--- Exercise ---
Among the records below, find each line that includes the string "马上涨价" and copy it.

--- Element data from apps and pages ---
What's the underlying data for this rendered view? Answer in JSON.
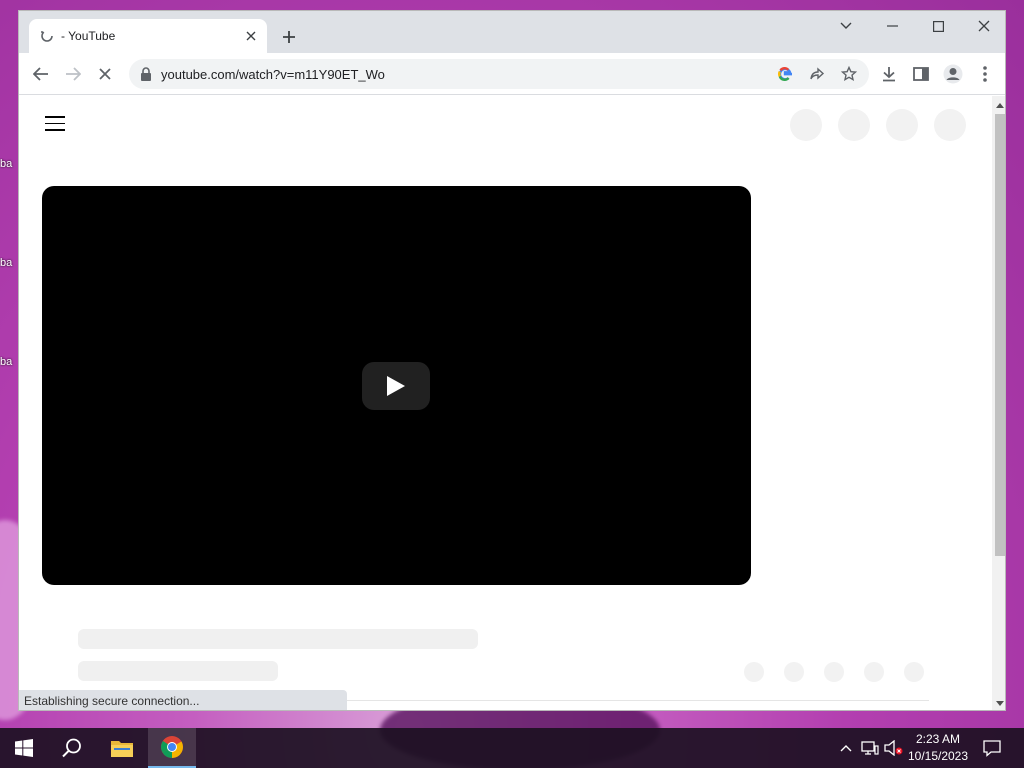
{
  "desktop": {
    "icon_label_prefix": "ba"
  },
  "browser": {
    "tab": {
      "title": " - YouTube"
    },
    "omnibox": {
      "url": "youtube.com/watch?v=m11Y90ET_Wo"
    },
    "status_text": "Establishing secure connection..."
  },
  "page": {
    "player": {
      "state": "loading"
    }
  },
  "taskbar": {
    "apps": [
      "start",
      "search",
      "file-explorer",
      "chrome"
    ],
    "active_app": "chrome",
    "clock": {
      "time": "2:23 AM",
      "date": "10/15/2023"
    }
  },
  "colors": {
    "tabstrip": "#dee1e6",
    "player_bg": "#000000",
    "skeleton": "#f0f0f0",
    "taskbar": "#1c1022"
  }
}
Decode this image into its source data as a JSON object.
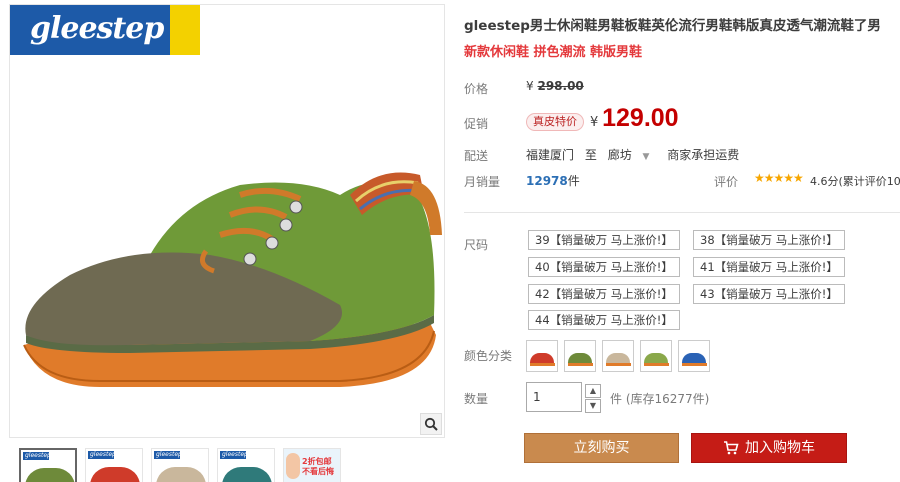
{
  "gallery": {
    "brand_logo": "gleestep",
    "zoom_icon": "magnifier-icon",
    "thumbnails": [
      {
        "logo": "gleestep",
        "color": "#6e8a3a"
      },
      {
        "logo": "gleestep",
        "color": "#cf3b2a"
      },
      {
        "logo": "gleestep",
        "color": "#c9b79c"
      },
      {
        "logo": "gleestep",
        "color": "#2f7a7a"
      },
      {
        "promo": "2折包邮 不看后悔"
      }
    ]
  },
  "product": {
    "title": "gleestep男士休闲鞋男鞋板鞋英伦流行男鞋韩版真皮透气潮流鞋了男",
    "subtitle": "新款休闲鞋 拼色潮流 韩版男鞋"
  },
  "price": {
    "label": "价格",
    "currency": "¥",
    "original": "298.00"
  },
  "promo": {
    "label": "促销",
    "badge": "真皮特价",
    "currency": "¥",
    "price": "129.00"
  },
  "shipping": {
    "label": "配送",
    "from": "福建厦门",
    "to_word": "至",
    "to": "廊坊",
    "fee": "商家承担运费"
  },
  "sales": {
    "label": "月销量",
    "count": "12978",
    "unit": "件"
  },
  "rating": {
    "label": "评价",
    "stars": "★★★★★",
    "text": "4.6分(累计评价10"
  },
  "sizes": {
    "label": "尺码",
    "options": [
      "39【销量破万 马上涨价!】",
      "38【销量破万 马上涨价!】",
      "40【销量破万 马上涨价!】",
      "41【销量破万 马上涨价!】",
      "42【销量破万 马上涨价!】",
      "43【销量破万 马上涨价!】",
      "44【销量破万 马上涨价!】"
    ]
  },
  "colors": {
    "label": "颜色分类",
    "swatches": [
      "#cf3b2a",
      "#6e8a3a",
      "#c9b79c",
      "#8aa84a",
      "#2a62b5"
    ]
  },
  "quantity": {
    "label": "数量",
    "value": "1",
    "up": "▲",
    "down": "▼",
    "stock": "件 (库存16277件)"
  },
  "actions": {
    "buy_now": "立刻购买",
    "add_to_cart": "加入购物车"
  }
}
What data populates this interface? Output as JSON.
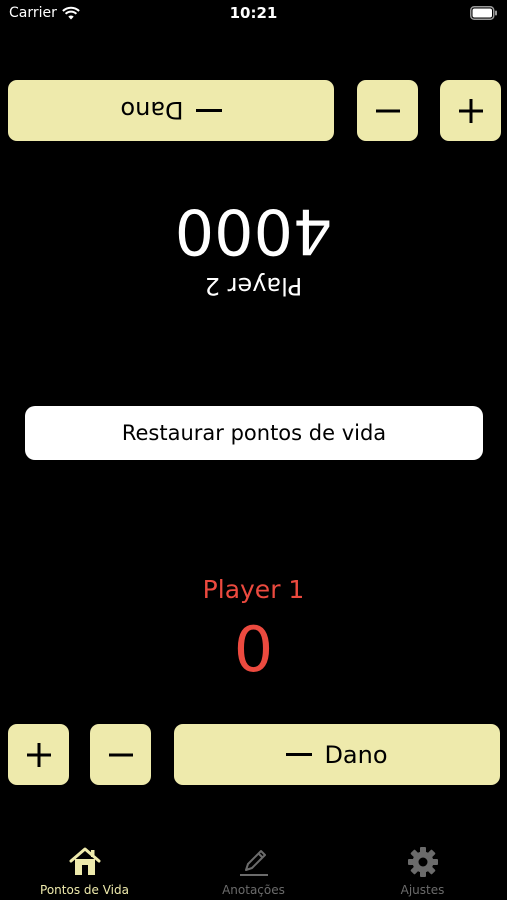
{
  "status_bar": {
    "carrier": "Carrier",
    "time": "10:21"
  },
  "player2": {
    "name": "Player 2",
    "life": "4000",
    "dano_label": "Dano",
    "color": "#ffffff"
  },
  "restore": {
    "label": "Restaurar pontos de vida"
  },
  "player1": {
    "name": "Player 1",
    "life": "0",
    "dano_label": "Dano",
    "color": "#ec4a3f"
  },
  "colors": {
    "button_bg": "#eeeaac",
    "background": "#000000",
    "tab_active": "#eeeaac",
    "tab_inactive": "#6b6b6b"
  },
  "tab_bar": {
    "tabs": [
      {
        "label": "Pontos de Vida",
        "icon": "house-icon",
        "active": true
      },
      {
        "label": "Anotações",
        "icon": "pencil-icon",
        "active": false
      },
      {
        "label": "Ajustes",
        "icon": "gear-icon",
        "active": false
      }
    ]
  }
}
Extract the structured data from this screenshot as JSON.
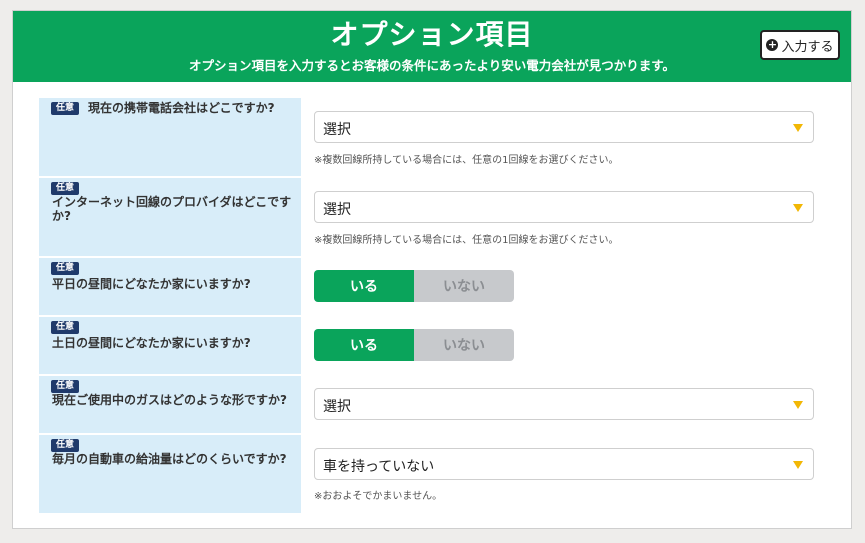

--- Answer for the task ---
      "39【销量破万 马上涨价!】",
      "38【销量破万 马上涨价!】",
      "40【销量破万 马上涨价!】",
      "41【销量破万 马上涨价!】",
      "42【销量破万 马上涨价!】",
      "43【销量破万 马上涨价!】",
      "44【销量破万 马上涨价!】"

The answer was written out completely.